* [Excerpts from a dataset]
◆ ◆ ◆ ◆
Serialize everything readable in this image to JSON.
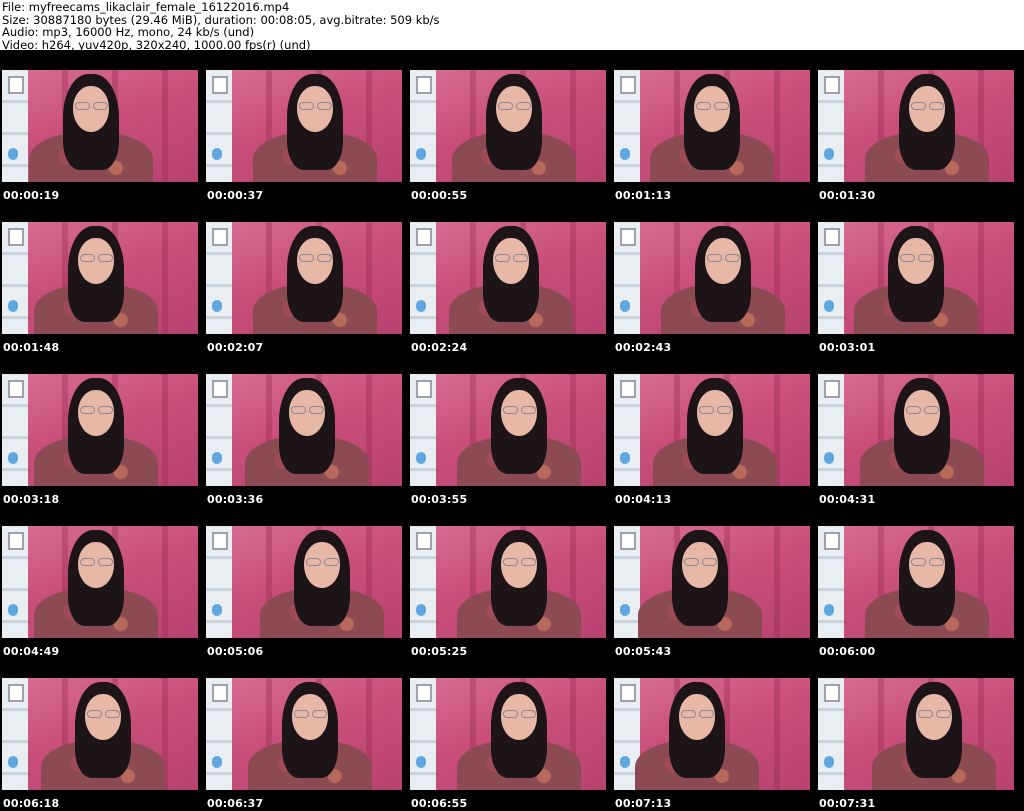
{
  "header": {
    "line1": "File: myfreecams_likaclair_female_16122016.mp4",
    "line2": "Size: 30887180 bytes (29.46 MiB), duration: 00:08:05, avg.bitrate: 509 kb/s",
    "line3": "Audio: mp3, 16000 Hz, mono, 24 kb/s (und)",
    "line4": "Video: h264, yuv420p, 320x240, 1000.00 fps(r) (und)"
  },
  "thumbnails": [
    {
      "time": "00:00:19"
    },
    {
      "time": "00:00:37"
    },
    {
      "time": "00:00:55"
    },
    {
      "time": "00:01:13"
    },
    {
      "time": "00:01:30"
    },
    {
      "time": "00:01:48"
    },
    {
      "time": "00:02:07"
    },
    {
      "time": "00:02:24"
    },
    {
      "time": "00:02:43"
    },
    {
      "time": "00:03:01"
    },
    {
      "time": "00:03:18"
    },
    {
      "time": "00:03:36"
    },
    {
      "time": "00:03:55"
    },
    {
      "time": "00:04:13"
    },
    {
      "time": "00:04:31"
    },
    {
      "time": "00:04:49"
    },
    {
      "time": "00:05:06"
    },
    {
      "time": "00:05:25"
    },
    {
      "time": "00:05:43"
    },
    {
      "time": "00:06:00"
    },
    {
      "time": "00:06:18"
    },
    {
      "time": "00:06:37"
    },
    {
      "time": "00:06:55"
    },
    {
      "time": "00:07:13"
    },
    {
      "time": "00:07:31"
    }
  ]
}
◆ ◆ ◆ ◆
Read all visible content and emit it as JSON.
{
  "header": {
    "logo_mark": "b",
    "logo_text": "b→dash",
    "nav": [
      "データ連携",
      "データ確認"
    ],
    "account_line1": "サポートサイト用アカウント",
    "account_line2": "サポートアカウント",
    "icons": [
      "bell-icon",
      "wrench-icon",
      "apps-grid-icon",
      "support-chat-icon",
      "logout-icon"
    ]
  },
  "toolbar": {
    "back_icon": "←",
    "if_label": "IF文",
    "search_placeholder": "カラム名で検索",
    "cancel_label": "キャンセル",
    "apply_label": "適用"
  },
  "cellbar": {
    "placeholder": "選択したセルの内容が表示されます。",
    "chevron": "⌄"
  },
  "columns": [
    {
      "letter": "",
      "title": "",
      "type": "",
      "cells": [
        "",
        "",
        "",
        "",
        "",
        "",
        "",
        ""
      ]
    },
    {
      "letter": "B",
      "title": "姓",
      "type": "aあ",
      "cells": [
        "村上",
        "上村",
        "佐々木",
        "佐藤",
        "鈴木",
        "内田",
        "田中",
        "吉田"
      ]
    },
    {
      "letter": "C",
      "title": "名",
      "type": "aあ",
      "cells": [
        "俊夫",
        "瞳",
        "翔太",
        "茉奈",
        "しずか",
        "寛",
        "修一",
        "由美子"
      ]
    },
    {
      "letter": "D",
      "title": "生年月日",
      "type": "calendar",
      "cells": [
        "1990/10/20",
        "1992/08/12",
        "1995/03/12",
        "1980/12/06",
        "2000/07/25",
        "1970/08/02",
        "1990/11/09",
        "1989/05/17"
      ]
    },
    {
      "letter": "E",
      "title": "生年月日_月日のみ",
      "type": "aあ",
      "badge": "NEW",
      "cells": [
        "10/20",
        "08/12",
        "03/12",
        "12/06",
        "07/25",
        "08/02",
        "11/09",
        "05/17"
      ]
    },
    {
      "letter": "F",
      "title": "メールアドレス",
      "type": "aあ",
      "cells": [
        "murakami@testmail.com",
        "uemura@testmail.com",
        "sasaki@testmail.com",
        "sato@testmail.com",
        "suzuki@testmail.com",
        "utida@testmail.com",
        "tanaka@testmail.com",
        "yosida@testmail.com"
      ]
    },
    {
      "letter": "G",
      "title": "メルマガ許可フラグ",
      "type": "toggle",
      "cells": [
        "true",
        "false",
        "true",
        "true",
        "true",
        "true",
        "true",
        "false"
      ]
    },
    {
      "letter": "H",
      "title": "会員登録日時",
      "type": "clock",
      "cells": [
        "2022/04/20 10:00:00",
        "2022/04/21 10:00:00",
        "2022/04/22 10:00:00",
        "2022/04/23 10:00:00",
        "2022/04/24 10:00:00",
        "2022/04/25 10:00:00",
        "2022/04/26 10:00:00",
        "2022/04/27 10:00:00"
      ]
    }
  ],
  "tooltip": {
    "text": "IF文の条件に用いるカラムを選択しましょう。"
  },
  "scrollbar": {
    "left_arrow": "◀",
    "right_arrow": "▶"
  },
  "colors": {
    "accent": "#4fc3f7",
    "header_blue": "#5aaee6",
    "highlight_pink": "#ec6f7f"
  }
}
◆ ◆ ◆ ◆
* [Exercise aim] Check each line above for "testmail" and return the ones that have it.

* [Task solution]
        "murakami@testmail.com",
        "uemura@testmail.com",
        "sasaki@testmail.com",
        "sato@testmail.com",
        "suzuki@testmail.com",
        "utida@testmail.com",
        "tanaka@testmail.com",
        "yosida@testmail.com"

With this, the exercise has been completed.